Most mastering engineers I know give a client at the very least the opportunity to preview the kind of work they do – whether that’s a single track as an example of what they intend to do or the first pass of the whole job depends on the engineer, but nonetheless, it’s a pretty standard [...]
In my recent binge of plugin purchases, I broke down and bought TheGlue, based almost entirely on the recommendation of Dan Clark (of The Dark Clan and ListlessWorks studio). Like offerings from Waves, UAD and SSL, TheGlue is a compressor that models the famous (infamous?) bus compressor from an SSL G-Series console. Never actually owning [...]
The first “BussColors” plugin by Airwindows was clever, a little dig at the long-vaporwared Slate Virtual Console (which is now out, of course, but at the time). It lacked features, it was pretty rudimentary, but it was an assertion that virtual console emulation by convolution modeling wasn’t just something for larger software developers to tackle. [...]

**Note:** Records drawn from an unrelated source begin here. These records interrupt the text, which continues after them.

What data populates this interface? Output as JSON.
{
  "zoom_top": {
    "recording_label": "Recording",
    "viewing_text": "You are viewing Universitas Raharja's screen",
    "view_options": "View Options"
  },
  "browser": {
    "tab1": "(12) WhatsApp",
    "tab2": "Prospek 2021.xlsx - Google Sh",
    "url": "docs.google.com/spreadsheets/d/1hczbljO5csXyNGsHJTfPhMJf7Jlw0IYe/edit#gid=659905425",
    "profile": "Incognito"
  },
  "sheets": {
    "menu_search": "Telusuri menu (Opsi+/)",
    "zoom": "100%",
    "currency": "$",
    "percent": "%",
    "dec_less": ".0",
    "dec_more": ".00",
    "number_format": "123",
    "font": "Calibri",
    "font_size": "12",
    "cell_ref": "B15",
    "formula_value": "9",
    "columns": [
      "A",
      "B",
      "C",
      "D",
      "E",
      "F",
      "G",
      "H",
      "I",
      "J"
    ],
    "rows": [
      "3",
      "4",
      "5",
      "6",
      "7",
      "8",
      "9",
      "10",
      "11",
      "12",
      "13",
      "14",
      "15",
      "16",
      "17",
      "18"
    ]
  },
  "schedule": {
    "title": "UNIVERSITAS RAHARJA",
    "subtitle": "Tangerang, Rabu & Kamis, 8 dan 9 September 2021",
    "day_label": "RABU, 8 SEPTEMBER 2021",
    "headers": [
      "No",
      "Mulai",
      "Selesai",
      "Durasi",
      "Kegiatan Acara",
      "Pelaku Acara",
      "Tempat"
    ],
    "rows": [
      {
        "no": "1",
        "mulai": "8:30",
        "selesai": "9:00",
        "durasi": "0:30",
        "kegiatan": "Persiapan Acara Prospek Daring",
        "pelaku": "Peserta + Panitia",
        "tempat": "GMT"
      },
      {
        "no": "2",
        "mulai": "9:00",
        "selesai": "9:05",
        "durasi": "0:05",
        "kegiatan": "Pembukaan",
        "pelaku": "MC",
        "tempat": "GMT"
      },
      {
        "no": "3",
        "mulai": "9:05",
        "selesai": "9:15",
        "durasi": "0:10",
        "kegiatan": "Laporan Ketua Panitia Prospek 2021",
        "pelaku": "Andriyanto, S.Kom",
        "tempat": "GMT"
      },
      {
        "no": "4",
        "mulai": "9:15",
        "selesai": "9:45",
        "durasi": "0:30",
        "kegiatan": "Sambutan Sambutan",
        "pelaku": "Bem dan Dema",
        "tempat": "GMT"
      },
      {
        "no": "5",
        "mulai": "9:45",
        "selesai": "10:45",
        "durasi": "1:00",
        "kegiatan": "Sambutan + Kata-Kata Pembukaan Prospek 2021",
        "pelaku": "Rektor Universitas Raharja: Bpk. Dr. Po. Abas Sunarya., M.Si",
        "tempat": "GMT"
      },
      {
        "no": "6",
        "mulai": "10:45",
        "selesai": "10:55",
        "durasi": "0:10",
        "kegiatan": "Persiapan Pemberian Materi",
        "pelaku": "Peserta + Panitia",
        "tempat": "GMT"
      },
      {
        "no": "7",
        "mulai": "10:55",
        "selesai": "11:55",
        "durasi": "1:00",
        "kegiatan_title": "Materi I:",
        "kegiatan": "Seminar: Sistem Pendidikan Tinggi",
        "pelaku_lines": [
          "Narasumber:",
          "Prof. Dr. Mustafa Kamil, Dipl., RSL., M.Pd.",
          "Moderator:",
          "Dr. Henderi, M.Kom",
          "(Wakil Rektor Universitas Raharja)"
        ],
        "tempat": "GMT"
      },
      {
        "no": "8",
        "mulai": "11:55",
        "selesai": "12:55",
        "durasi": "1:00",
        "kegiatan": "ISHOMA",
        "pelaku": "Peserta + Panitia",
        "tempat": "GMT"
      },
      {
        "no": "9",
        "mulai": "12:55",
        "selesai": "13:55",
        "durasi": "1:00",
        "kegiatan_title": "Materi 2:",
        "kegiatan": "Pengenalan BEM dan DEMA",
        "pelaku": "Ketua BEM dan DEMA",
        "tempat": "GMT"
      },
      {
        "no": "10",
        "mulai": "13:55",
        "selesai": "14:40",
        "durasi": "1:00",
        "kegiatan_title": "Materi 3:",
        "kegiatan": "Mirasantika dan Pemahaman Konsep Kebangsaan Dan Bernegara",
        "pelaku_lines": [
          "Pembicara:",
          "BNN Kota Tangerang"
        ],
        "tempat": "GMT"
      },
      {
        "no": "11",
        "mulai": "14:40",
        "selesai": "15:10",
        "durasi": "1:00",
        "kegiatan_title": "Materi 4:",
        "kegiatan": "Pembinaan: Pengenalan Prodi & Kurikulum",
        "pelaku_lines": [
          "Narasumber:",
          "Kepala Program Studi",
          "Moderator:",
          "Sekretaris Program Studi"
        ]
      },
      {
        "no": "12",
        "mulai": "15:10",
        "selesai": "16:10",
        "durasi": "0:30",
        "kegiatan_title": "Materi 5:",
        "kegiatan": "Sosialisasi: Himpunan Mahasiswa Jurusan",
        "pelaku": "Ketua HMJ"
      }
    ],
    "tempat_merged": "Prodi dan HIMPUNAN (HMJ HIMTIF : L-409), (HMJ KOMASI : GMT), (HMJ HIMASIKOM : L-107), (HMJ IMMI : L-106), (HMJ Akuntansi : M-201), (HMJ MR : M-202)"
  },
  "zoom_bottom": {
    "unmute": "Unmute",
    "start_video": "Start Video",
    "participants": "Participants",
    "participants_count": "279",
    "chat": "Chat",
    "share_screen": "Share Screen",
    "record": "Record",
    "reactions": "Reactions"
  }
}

Airwindows is an eccentric company. It’s basically one guy (Chris Johnson) doing one thing (making specialized AudioUnit plugins) in one esoteric way (he uses a default GUI and never adds any fancy graphics). The way he does things allows him to write plugins that are absurdly cheap, very stable, and well-supported. Of course it also [...]
I am a little bit in love with this compressor. Or should I say “suite of compressors.” The value of McDSP 6030 isn’t in its full-featured-ness as a compressor, it’s in the fact that it’s basically 10 simpler compressors, each with different characteristics, that can be switched seamlessly. There’s everything from a simple one-knob, LA-2A [...]
I picked up NI’s new “Razor” Reaktor ensemble last week. Not like I really had a ton of money burning a hole in my pocket, but, hey, it wasn’t terribly expensive and you know what, I didn’t own an additive synth yet. So now I do. (I’ve always wanted one, to the point where I almost [...]
A few months back, FutureMusic did a shootout between three different mastering houses – Abbey Road’s “online” mastering, a dedicated small studio that also did mastering “in the box”, and another guy that mastered the entire track specifically with Logic’s bundled plugins. The results were…interesting.
With the rise in the DIY Mastering ethos for independent studios, a number of companies have put out all-in-one mastering solutions, generally a single program or an all-in-one plugin that handles every major step in the mastering chain. I can’t say I’m a huge fan.
While maybe it’s true that the mastering engineer *can* indeed fix these things, the smartest policy is to fix these things in the mixing stage first. Any fix in the mastering stage comes with a cost, whether that cost is monetary (extra engineering time means extra $$$) or just the cost to the overall quality of the track.